Oncolytic adenoviral vectors are emerging as promising anti-cancer therapies. These infectious agents derived from human Adenovirus serotype 5 are genetically engineered to infect and kill tumor cells. Several modifications are brought to transduce specifically target cells, restrict the viral replication to tumor cells and insert transgenes in the viral genome in order to enhance anti-tumor efficiency. Among these transgenes, viral fusogenic proteins are of particular interest. These glycoproteins are harbored at the surface of enveloped viruses. They are able to induce strong cytotoxicity (including to non transduced cells), to modify tumor tissue architecture through cell fusion, and to induce beneficial anti-tumor immune response. Replication competent or incompetent adenoviral vectors expressing such fusogenic genes have been constructed by other groups and seem to be promising.
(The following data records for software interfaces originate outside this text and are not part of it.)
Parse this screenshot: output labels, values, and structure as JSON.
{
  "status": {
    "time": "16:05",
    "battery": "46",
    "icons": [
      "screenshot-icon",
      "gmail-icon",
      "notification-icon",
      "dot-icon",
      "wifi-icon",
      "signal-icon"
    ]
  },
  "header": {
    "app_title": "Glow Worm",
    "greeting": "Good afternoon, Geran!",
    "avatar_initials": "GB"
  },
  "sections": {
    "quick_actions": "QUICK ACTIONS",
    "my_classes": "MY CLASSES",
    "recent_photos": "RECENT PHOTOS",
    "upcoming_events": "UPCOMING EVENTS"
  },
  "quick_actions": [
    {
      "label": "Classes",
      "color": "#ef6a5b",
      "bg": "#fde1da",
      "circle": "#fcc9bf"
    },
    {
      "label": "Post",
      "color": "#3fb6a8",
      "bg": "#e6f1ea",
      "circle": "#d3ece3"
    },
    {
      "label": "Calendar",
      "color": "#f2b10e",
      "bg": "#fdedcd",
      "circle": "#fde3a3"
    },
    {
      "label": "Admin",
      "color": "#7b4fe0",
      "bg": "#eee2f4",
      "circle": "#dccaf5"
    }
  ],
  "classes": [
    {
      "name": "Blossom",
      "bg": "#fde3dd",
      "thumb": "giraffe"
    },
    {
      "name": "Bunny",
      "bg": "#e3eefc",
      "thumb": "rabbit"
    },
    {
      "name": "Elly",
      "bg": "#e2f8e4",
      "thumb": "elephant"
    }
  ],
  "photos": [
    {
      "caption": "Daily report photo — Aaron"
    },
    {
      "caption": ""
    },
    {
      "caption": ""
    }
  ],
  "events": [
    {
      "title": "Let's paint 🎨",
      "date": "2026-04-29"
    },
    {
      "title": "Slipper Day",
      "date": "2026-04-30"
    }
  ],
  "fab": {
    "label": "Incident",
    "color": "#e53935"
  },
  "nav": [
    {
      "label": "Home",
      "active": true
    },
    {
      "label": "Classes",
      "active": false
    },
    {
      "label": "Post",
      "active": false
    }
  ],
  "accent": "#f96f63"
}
The first part of this thesis focused on the engineering of hyperfusogenic mutants of the F protein of the Parainfluenza virus type 5 (F-PIV5). A library of mutants was created, combining different mutations described in the literature together with original mutations determined through the structural study of F-PIV5. This work analyzed the critical mutations involved in the fusion process of F-PIV5 and allowed the creation of hyperfusogenic and autonomous mutants.In the second part of this work, 3 hyperfusogenic genes were inserted into replication-competent adenoviral vectors. These vectors were produced at high titers, induced fusion in tumor cells and showed enhanced cytotoxicity on human melanoma cell lines. Finally, a three-dimensional model of vascularized tumors was implemented on fertilized chicken eggs. This model was easy to handle and allowed high fidelity to the histology of human metastases. The fusogenic replication-competent vectors constructed in this thesis were tested on this model, and showed cytotoxicity and fusogenicity on solid melanoma tumor masses.

[Les glycoprotéines d'enveloppe des virus Parainfluenza : étude structure versus fonctions et développement d'applications diagnostiques et thérapeutiques].

Olivier TERRIER - January 2009


Human parainfluenza viruses (hPIV, family Paramyxoviridae) are respiratory viruses, often responsible ofinfections at the young children, the elderly and also the immuno-deficient patients. These viruses possess twoglycoproteins at the surface of their envelope, that both play a role in the viral entry into the target cell. Thehemagglutinin-neuraminidase glycoprotein (HN) allows the virus to become attached to the cellular receptor.Then, HN "activates" the second glycoprotein, the protein of fusion (F). This last achieves the fusion betweenthe envelope of the virus and the cellular membrane. The mechanism by which the HN protein "activates" the Fprotein remains unknowns, despite the recent determination of the glycoprotein structures. Several models arecurrently proposed in the literature. This thesis work was mainly focused on the human parainfluenza virus type 2 (hPIV-2) and the animalparainfluenza virus type 5 (PIV-5) envelope glycoproteins.A first step of this project has consisted to characterize several circulating hPIV-2 strains at the level of theirglycoproteins and to analyze the differences observed in their functional domains. This work has underlined theimportance of the diagnostic tools update especially in the surveillance of these respiratory viruses.A second part of the project has consisted to study one of viral entry steps of parainfluenza viruses, themembrane fusion led by the F glycoprotein, in a PIV-5 viral model This work has shown that it was to a certainextent possible, by a combinative mutagenesis approach, to dissociate the features of F PIV-5. The engineeringof a viral glycoprotein like PIV-5 F could contribute to the development of tools in therapeutic.The first description of PIV-5 in cryo-electron microscopy has been achieved during this work. This work hasrevealed that the morphology of PIV-5, in a state close to its fully hydrated natural state, was less heterogeneousthan what was generally described in the literature. It was possible to calculate the surface density of theglycoproteins, a new and interesting data, regarding to the actual knowledge on parainfluenza viruses viral entrymechanisms. Works done during this thesis were also accompanied by the development of diagnostic and therapeuticapplications.